Unlike underground “living-room theaters” elsewhere in Eastern Europe – such as Czech playwright Pavel Kohout’s in Prague – this was not a political theater created primarily to foster veiled criticism of a repressive regime; its concerns were more interpersonal, psychosexual, and philosophical. “Working on the edges of society, Squat from the outset made a beeline for the taboo, the absurd, the mysterious – utilizing imagery that could be mined on the frontiers of the psyche,” Kathleen Hulser wrote in American Theater. “In Squat’s oeuvre, dreams unfold not on a wistful terrain of imaginary fulfillment but rather in a kingdom of mutilations, perversions, and strange transformations.” Yet in such circumstances, the personal is inevitably political. Their final production in Budapest was an adaptation of The Three Sisters in which Chekhov’s title characters were played by three men – a comic distancing, yet the lines about the sisters’ leaving home and going to Moscow were full of meaning and poignance to those who knew the performers would soon be leaving home for good. 

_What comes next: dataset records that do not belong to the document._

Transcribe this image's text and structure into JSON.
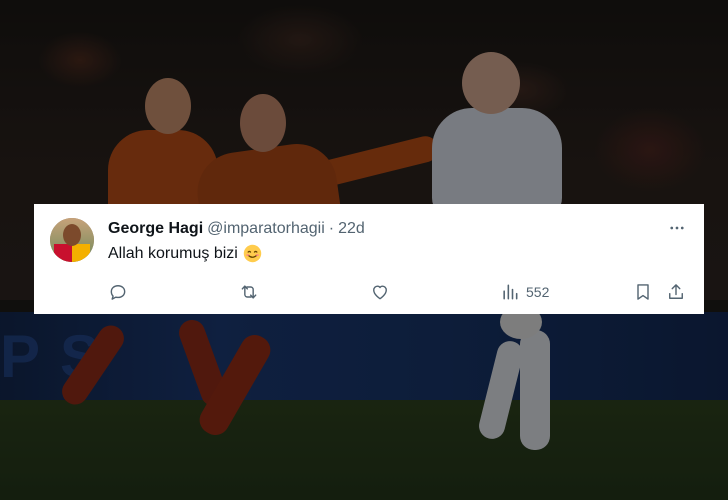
{
  "tweet": {
    "display_name": "George Hagi",
    "handle": "@imparatorhagii",
    "separator": "·",
    "time": "22d",
    "text": "Allah korumuş bizi",
    "emoji": "smiling-face-emoji",
    "views_count": "552"
  },
  "background": {
    "board_text": "PS"
  },
  "icons": {
    "reply": "reply-icon",
    "retweet": "retweet-icon",
    "like": "heart-icon",
    "views": "views-chart-icon",
    "bookmark": "bookmark-icon",
    "share": "share-icon",
    "more": "more-dots-icon"
  },
  "colors": {
    "card_background": "#ffffff",
    "primary_text": "#0f1419",
    "secondary_text": "#536471"
  }
}
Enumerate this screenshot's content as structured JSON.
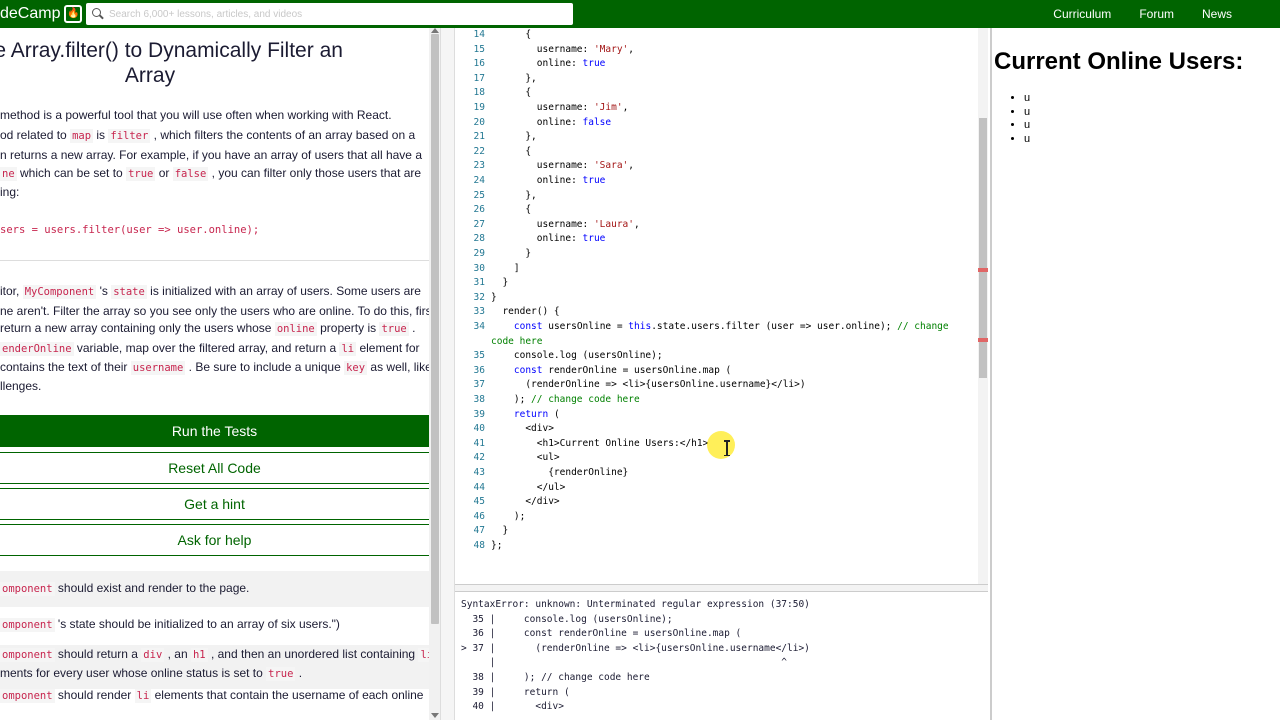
{
  "nav": {
    "brand": "deCamp",
    "brand_icon": "flame-icon",
    "search_placeholder": "Search 6,000+ lessons, articles, and videos",
    "links": [
      "Curriculum",
      "Forum",
      "News"
    ]
  },
  "lesson": {
    "title_line1": ": Use Array.filter() to Dynamically Filter an",
    "title_line2": "Array",
    "intro": [
      [
        "t",
        " method is a powerful tool that you will use often when working with React."
      ],
      [
        "t",
        "od related to ",
        "c",
        "map",
        "t",
        " is ",
        "c",
        "filter",
        "t",
        " , which filters the contents of an array based on a"
      ],
      [
        "t",
        "n returns a new array. For example, if you have an array of users that all have a"
      ],
      [
        "c",
        "ne",
        "t",
        " which can be set to ",
        "c",
        "true",
        "t",
        " or ",
        "c",
        "false",
        "t",
        " , you can filter only those users that are"
      ],
      [
        "t",
        "ing:"
      ]
    ],
    "example_code": "sers = users.filter(user => user.online);",
    "instructions": [
      [
        "t",
        "itor, ",
        "c",
        "MyComponent",
        "t",
        " 's ",
        "c",
        "state",
        "t",
        " is initialized with an array of users. Some users are"
      ],
      [
        "t",
        "ne aren't. Filter the array so you see only the users who are online. To do this, first"
      ],
      [
        "t",
        " return a new array containing only the users whose ",
        "c",
        "online",
        "t",
        " property is ",
        "c",
        "true",
        "t",
        " ."
      ],
      [
        "c",
        "enderOnline",
        "t",
        " variable, map over the filtered array, and return a ",
        "c",
        "li",
        "t",
        " element for"
      ],
      [
        "t",
        " contains the text of their ",
        "c",
        "username",
        "t",
        " . Be sure to include a unique ",
        "c",
        "key",
        "t",
        " as well, like"
      ],
      [
        "t",
        "llenges."
      ]
    ],
    "buttons": {
      "run": "Run the Tests",
      "reset": "Reset All Code",
      "hint": "Get a hint",
      "help": "Ask for help"
    },
    "tests": [
      [
        "c",
        "omponent",
        "t",
        " should exist and render to the page."
      ],
      [
        "c",
        "omponent",
        "t",
        " 's state should be initialized to an array of six users.\")"
      ],
      [
        "c",
        "omponent",
        "t",
        " should return a ",
        "c",
        "div",
        "t",
        " , an ",
        "c",
        "h1",
        "t",
        " , and then an unordered list containing ",
        "c",
        "li"
      ],
      [
        "t",
        "ments for every user whose online status is set to ",
        "c",
        "true",
        "t",
        " ."
      ],
      [
        "c",
        "omponent",
        "t",
        " should render ",
        "c",
        "li",
        "t",
        " elements that contain the username of each online"
      ]
    ]
  },
  "editor": {
    "lines": [
      {
        "n": "14",
        "text": "      {"
      },
      {
        "n": "15",
        "text": "        username: 'Mary',"
      },
      {
        "n": "16",
        "text": "        online: true"
      },
      {
        "n": "17",
        "text": "      },"
      },
      {
        "n": "18",
        "text": "      {"
      },
      {
        "n": "19",
        "text": "        username: 'Jim',"
      },
      {
        "n": "20",
        "text": "        online: false"
      },
      {
        "n": "21",
        "text": "      },"
      },
      {
        "n": "22",
        "text": "      {"
      },
      {
        "n": "23",
        "text": "        username: 'Sara',"
      },
      {
        "n": "24",
        "text": "        online: true"
      },
      {
        "n": "25",
        "text": "      },"
      },
      {
        "n": "26",
        "text": "      {"
      },
      {
        "n": "27",
        "text": "        username: 'Laura',"
      },
      {
        "n": "28",
        "text": "        online: true"
      },
      {
        "n": "29",
        "text": "      }"
      },
      {
        "n": "30",
        "text": "    ]"
      },
      {
        "n": "31",
        "text": "  }"
      },
      {
        "n": "32",
        "text": "}"
      },
      {
        "n": "33",
        "text": "  render() {"
      },
      {
        "n": "34",
        "text": "    const usersOnline = this.state.users.filter (user => user.online); // change"
      },
      {
        "n": "",
        "text": "code here"
      },
      {
        "n": "35",
        "text": "    console.log (usersOnline);"
      },
      {
        "n": "36",
        "text": "    const renderOnline = usersOnline.map ("
      },
      {
        "n": "37",
        "text": "      (renderOnline => <li>{usersOnline.username}</li>)"
      },
      {
        "n": "38",
        "text": "    ); // change code here"
      },
      {
        "n": "39",
        "text": "    return ("
      },
      {
        "n": "40",
        "text": "      <div>"
      },
      {
        "n": "41",
        "text": "        <h1>Current Online Users:</h1>"
      },
      {
        "n": "42",
        "text": "        <ul>"
      },
      {
        "n": "43",
        "text": "          {renderOnline}"
      },
      {
        "n": "44",
        "text": "        </ul>"
      },
      {
        "n": "45",
        "text": "      </div>"
      },
      {
        "n": "46",
        "text": "    );"
      },
      {
        "n": "47",
        "text": "  }"
      },
      {
        "n": "48",
        "text": "};"
      }
    ]
  },
  "console": {
    "lines": [
      "SyntaxError: unknown: Unterminated regular expression (37:50)",
      "  35 |     console.log (usersOnline);",
      "  36 |     const renderOnline = usersOnline.map (",
      "> 37 |       (renderOnline => <li>{usersOnline.username</li>)",
      "     |                                                  ^",
      "  38 |     ); // change code here",
      "  39 |     return (",
      "  40 |       <div>"
    ]
  },
  "preview": {
    "heading": "Current Online Users:",
    "items": [
      "u",
      "u",
      "u",
      "u"
    ]
  }
}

They left for Paris in 1976 like a ragtag group of wandering minstrels, almost literally a family circus: Peter Halasz, Anna Koos, their daughter Galus, and their friend Peter Breznyik; Stephan Balint, Marianne Kollar, and their daughter Eszter; Eva Buchmuller and her daughters Borbala and Rebecca (her ex-husband remained in Hungary). But by the time they arrived in New York – after the ecstatic reception of their work in England, France, Holland, and at the New Theater Festival in Baltimore – they were Squat Theater, named for their ability to create a theater and a home from unoccupied space. Pig, Child, Fire!, Squat’s first expatriate piece, was a compendium of domestic scenes, confrontational street-theater, surrealistic images, and readings from Dostoevsky and Artaud, some of which had previously been used in Budapest performances. Because they first performed Pig, Child, Fire! in Rotterdam in an empty store with living space upstairs, they sought a similar arrangement in New York and found it at 256 West 23rd Street.

Don Shewey